    Ted Lee Eubanks is president and CEO of Fermata Inc. an Austin-based global leader is sustainable tourism and outdoor recreation. Eubanks and Fermata were responsible for developing the first birding trails, in Texas, in the early 1990s. He has served on the national boards of Audubon and the CLO, and received the first ABA Chan Robbins Award in 2000. Eubanks writes extensively about birds, conservation, and sustainability, and has coauthored two books about birds (The Birdlife of Houston, Galveston, and the Upper Texas Coast, and Finding Birds on the Great Texas Coastal Birding Trail). To continue his work connecting people to places, birders to birds, Eubanks has formed a new company, Great American Trails, which is using new technologies to attract new constituents to the outdoors.
    Ted Lee Eubanks

    Latest posts by Ted Lee Eubanks (see all)

    Birders know well that the healthiest, most dynamic choruses contain many different voices. The birding community encompasses a wide variety of interests, talents, and convictions.

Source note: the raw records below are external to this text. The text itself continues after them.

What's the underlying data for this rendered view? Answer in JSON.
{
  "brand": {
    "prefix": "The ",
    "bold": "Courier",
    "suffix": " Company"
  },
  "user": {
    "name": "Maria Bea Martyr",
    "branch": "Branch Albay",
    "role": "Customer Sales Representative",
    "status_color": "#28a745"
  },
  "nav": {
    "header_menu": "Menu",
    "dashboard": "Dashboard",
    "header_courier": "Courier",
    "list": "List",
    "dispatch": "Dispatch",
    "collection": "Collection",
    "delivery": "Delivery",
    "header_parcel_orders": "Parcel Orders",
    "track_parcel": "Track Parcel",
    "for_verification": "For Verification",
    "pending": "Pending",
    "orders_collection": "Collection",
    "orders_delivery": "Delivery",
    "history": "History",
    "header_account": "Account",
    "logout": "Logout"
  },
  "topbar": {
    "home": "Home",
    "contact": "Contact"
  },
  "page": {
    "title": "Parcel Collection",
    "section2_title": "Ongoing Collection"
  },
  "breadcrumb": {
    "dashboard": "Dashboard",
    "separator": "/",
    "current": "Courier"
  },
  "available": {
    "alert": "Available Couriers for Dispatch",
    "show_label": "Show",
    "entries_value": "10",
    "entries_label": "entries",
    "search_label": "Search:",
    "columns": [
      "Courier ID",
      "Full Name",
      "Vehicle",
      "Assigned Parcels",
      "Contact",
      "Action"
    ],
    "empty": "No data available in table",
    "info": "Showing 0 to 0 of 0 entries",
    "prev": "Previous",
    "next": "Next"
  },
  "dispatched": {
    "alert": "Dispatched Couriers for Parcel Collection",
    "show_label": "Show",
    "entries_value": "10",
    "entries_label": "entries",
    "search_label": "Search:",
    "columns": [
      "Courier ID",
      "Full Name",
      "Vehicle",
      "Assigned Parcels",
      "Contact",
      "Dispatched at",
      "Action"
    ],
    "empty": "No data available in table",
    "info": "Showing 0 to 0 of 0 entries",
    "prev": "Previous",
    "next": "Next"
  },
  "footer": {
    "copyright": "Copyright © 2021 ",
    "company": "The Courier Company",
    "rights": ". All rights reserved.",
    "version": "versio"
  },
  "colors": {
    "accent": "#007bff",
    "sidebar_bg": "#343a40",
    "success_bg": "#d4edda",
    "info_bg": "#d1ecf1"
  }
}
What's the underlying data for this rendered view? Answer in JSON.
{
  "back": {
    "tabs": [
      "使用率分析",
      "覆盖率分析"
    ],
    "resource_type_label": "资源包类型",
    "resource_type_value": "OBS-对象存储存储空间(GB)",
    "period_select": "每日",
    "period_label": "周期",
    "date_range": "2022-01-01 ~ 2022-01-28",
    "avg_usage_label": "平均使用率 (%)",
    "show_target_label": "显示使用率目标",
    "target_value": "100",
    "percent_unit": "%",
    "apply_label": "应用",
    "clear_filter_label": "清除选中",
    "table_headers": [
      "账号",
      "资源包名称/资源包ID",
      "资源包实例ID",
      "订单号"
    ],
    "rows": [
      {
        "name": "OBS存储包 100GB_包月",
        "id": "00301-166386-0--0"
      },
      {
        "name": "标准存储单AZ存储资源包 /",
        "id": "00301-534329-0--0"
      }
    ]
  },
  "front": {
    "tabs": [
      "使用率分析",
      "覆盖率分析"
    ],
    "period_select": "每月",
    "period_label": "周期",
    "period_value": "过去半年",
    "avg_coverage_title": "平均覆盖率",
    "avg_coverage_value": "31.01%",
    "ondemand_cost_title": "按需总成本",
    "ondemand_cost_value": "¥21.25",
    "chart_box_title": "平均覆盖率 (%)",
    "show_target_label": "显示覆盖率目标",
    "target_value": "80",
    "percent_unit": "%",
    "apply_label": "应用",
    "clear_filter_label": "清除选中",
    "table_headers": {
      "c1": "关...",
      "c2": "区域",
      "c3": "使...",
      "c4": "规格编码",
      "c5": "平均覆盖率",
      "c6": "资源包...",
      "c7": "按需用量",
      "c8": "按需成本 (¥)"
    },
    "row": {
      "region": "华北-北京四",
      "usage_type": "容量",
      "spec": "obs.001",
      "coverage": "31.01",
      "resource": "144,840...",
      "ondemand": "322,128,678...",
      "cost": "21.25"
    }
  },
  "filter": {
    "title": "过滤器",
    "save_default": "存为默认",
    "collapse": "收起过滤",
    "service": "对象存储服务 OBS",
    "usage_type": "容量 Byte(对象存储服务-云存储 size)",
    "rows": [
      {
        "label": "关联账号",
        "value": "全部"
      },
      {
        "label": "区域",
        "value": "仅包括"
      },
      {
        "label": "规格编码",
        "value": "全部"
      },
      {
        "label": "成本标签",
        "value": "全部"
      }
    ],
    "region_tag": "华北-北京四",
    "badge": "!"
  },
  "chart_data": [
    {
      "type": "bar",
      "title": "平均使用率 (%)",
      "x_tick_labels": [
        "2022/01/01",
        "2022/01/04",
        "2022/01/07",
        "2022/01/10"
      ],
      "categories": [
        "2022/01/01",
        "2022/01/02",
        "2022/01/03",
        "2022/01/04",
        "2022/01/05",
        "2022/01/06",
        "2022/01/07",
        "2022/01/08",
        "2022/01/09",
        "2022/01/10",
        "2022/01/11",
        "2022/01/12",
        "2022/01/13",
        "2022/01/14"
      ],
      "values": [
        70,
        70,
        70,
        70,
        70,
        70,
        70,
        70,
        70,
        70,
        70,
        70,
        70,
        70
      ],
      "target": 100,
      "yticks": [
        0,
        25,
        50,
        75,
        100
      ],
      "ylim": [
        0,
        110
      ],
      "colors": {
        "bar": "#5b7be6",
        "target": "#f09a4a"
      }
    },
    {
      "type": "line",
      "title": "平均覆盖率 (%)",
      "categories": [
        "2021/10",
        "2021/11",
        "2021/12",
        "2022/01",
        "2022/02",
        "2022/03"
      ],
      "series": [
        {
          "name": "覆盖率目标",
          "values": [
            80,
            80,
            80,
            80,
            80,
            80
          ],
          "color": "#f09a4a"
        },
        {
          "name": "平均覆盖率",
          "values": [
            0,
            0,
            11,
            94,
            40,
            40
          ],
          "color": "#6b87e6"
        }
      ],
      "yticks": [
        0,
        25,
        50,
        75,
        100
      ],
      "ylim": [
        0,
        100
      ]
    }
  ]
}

All are welcome.
    If you like birding, we want to hear from you.
    Read More »

    Recent Comments

    Categories

    Authors

    Archives

    Enter your email address to subscribe to this blog and receive notifications of new posts by email.

    • Nine Tips for Leading Bird Walks November 18, 2014 9:39
      Recently, I have noticed an interesting phenomenon. More and more young birders have been leading bird walks. This is awesome and really helps enrich the young birder community, as well as the birding community as a whole. […]
    • Young Birder Blog Birding #34 November 3, 2014 4:34
      October is one of my favorite months for birding. While, at least where I am, most Neotropical migrants have already passed through by the end of September, October brings some really great birds into the area. […]
    • Young Birder Blog Birding #33 October 31, 2014 8:00
      Wow. September brings migrating birds, exciting cold front fallouts, and exceedingly productive birding blogs. The results from the summer are in, flooding the pages with posts about fun summer camps, projects, and birding excursions, followed closely by fall, with new birds and weekend trips. […]

    Follow ABA on Twitter

    Nature Blog Network